● EXERCISE INSTRUCTIONS
Leave the pictures out and restate every line below exactly.

EXTRACTED ENTRIES below:

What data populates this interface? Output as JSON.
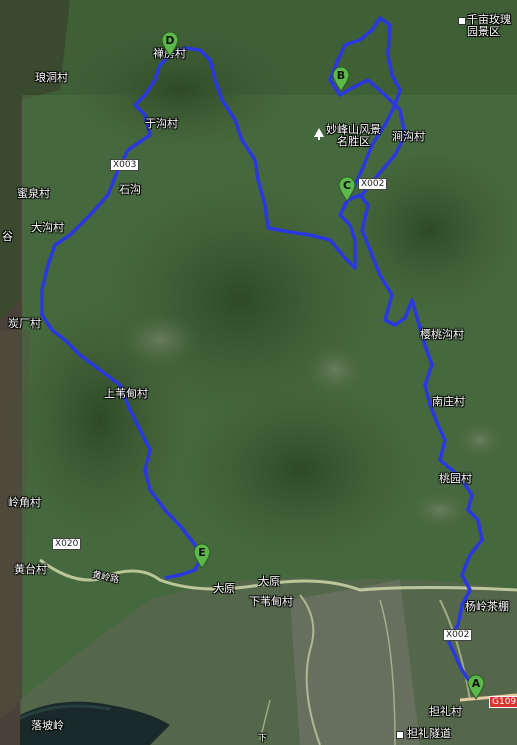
{
  "map": {
    "labels": {
      "qianmu": "千亩玫瑰\n园景区",
      "langdong": "琅洞村",
      "chanfang": "禅房村",
      "yugou": "于沟村",
      "miquan": "蜜泉村",
      "shigou": "石沟",
      "dagou": "大沟村",
      "gu": "谷",
      "tanchang": "炭厂村",
      "miaofengshan": "妙峰山风景\n名胜区",
      "jiangou": "涧沟村",
      "yingtaogou": "樱桃沟村",
      "nanzhuang": "南庄村",
      "shangweidian": "上苇甸村",
      "taoyuan": "桃园村",
      "lingjiao": "岭角村",
      "huangtai": "黄台村",
      "huangling_road": "黄岭路",
      "dayuan1": "大原",
      "dayuan2": "大原",
      "xiaweidian": "下苇甸村",
      "yanglingchapeng": "杨岭茶棚",
      "luopoling": "落坡岭",
      "danli": "担礼村",
      "danli_tunnel": "担礼隧道",
      "xia": "下"
    },
    "roads": {
      "x003": "X003",
      "x002a": "X002",
      "x002b": "X002",
      "x020": "X020",
      "g109": "G109"
    },
    "markers": [
      "A",
      "B",
      "C",
      "D",
      "E"
    ],
    "colors": {
      "route": "#3344ee",
      "marker_fill": "#5cb84a",
      "highway": "#d9342b"
    }
  }
}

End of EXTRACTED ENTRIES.

● OUTPUT
What data populates this interface? Output as JSON.
{
  "map": {
    "labels": {
      "qianmu": "千亩玫瑰\n园景区",
      "langdong": "琅洞村",
      "chanfang": "禅房村",
      "yugou": "于沟村",
      "miquan": "蜜泉村",
      "shigou": "石沟",
      "dagou": "大沟村",
      "gu": "谷",
      "tanchang": "炭厂村",
      "miaofengshan": "妙峰山风景\n名胜区",
      "jiangou": "涧沟村",
      "yingtaogou": "樱桃沟村",
      "nanzhuang": "南庄村",
      "shangweidian": "上苇甸村",
      "taoyuan": "桃园村",
      "lingjiao": "岭角村",
      "huangtai": "黄台村",
      "huangling_road": "黄岭路",
      "dayuan1": "大原",
      "dayuan2": "大原",
      "xiaweidian": "下苇甸村",
      "yanglingchapeng": "杨岭茶棚",
      "luopoling": "落坡岭",
      "danli": "担礼村",
      "danli_tunnel": "担礼隧道",
      "xia": "下"
    },
    "roads": {
      "x003": "X003",
      "x002a": "X002",
      "x002b": "X002",
      "x020": "X020",
      "g109": "G109"
    },
    "markers": [
      "A",
      "B",
      "C",
      "D",
      "E"
    ],
    "colors": {
      "route": "#3344ee",
      "marker_fill": "#5cb84a",
      "highway": "#d9342b"
    }
  }
}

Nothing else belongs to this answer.